Source: Teachers College Record, Volume 112 Number 4, 2010, p. 1064-1095.
Many studies have looked at students’ mathematics achievement in the middle and high school years and the kinds of factors that are associated with their achievement. Within this domain, however, most research utilized cross-sectional data. Cross-sectional designs have both statistical and conceptual limitations.
Few studies used longitudinal data that typically included two time points, occasionally three. A pure longitudinal design is problematic as well because it does not take into account the multilevel nature of data derived from educational settings.
In an attempt to account for differences in mathematics achievement, researchers have advanced different explanations, varying from affective/psychological factors (e.g., math attitude) to social factors (e.g., influences of parents, teachers, and peers). However, because of the division of psychology and sociology, subdivisions within these fields, and specialized individual research interests, a limitation of the research in this literature is that the variables are often studied in isolation rather than in concert. A promising way to resolve this problem, as Herbert Walberg argued in his psychological theory of educational productivity, is to include the chief known correlates of educational achievement derived from experimental and nonexperimental research and simultaneously analyze panel data collected on many individuals over multiple time periods on variables such as age or developmental level; ability, including prior achievement; social environment for learning; and home environment.
Taken together, these studies provide a foundation for studying individual differences in secondary mathematics growth and end-of-high-school mathematics attainment and exploring various psychological and social factors that might predict such differences from a longitudinal and multilevel perspective.
The present study attempted to investigate how high school seniors get to where they are in terms of end-of-high-school mathematics attainment. In addition, the study explored what factors might predict students’ attainment and their growth trajectories in mathematics during secondary school years.
The present study is a secondary analysis of longitudinal data that tracked a national probability sample of seventh graders until they graduated from high school. Three-level hierarchical linear models were fitted to the data using a Level 1 piecewise linear growth model nested within students (Level 2) across schools (Level 3).
One of the important findings of this study was that on average, there was a drop in mathematics achievement during the senior year of high school for students in the sample regardless of student mathematics achievement in Grade 7.
Additionally, the study found an inequitable distribution of mathematics attainment at the end of high school associated with initial differences in mathematics achievement. Several individual, school composition, and opportunities to learn variables, such as early tracking and course progress, were found to be strong predictors of students’ mathematics attainment and growth.

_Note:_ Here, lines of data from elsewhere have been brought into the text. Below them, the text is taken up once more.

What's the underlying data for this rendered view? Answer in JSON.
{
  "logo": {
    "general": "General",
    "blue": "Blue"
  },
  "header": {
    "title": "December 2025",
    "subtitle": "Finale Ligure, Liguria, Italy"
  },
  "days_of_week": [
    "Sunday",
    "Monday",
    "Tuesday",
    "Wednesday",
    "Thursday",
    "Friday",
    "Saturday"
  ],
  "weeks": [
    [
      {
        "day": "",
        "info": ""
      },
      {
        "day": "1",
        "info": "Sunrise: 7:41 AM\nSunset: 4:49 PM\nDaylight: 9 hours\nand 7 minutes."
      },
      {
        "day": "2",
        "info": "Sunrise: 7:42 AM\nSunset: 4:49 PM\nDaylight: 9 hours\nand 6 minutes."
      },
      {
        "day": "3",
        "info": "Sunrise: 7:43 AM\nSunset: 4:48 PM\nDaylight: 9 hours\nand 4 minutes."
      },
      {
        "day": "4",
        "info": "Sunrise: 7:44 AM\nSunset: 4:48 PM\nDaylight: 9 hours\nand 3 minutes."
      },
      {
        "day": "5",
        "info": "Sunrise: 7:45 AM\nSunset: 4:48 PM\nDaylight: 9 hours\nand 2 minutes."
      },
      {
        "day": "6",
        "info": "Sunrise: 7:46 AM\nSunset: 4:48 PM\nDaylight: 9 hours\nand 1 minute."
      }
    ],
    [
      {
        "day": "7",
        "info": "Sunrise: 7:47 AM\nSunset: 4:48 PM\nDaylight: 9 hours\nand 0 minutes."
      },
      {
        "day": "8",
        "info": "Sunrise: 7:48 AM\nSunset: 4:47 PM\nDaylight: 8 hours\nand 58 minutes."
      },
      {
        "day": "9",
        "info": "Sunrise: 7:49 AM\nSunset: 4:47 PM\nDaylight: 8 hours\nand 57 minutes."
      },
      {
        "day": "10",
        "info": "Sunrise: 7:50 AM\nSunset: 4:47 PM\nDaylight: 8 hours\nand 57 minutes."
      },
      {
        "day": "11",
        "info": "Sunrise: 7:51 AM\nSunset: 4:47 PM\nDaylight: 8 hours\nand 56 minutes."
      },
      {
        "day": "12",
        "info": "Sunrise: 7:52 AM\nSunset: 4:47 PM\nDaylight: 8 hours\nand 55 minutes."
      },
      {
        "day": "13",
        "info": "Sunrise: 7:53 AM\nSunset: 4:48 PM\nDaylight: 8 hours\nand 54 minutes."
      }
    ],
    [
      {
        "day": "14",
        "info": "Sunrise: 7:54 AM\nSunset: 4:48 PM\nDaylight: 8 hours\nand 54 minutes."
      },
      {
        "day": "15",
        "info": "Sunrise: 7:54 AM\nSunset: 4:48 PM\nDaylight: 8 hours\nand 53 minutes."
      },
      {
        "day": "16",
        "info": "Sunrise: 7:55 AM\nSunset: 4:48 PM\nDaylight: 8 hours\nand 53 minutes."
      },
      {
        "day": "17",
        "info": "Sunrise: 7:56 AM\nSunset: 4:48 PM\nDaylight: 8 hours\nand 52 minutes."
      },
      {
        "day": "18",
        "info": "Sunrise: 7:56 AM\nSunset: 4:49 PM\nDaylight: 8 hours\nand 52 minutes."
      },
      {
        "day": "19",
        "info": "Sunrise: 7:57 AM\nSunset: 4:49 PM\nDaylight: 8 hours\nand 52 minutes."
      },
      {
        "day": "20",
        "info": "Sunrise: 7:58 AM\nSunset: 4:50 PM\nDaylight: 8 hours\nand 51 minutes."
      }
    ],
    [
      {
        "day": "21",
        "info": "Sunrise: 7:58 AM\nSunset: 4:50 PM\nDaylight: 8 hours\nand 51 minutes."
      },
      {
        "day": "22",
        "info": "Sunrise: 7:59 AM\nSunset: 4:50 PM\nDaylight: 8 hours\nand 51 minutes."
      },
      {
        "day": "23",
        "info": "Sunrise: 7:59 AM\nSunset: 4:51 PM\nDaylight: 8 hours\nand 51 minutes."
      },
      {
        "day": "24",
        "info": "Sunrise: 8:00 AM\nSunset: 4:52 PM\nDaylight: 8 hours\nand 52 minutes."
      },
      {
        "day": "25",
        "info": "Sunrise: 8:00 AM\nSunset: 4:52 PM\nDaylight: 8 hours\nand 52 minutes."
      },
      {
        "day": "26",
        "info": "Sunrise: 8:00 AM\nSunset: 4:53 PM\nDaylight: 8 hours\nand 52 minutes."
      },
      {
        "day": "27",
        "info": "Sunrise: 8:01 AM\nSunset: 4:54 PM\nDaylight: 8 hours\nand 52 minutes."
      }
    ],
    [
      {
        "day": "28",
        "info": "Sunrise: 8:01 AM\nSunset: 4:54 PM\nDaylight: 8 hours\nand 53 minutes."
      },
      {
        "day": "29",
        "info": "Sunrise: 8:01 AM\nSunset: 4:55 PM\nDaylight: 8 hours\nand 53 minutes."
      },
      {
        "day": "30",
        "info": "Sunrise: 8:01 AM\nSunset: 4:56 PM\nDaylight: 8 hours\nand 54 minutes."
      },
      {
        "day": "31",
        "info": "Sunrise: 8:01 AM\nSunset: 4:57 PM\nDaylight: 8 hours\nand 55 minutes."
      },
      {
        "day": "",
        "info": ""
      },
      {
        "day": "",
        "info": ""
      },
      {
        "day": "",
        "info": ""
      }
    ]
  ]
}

These empirical findings point to the further directions we may take to promote student achievement in mathematics.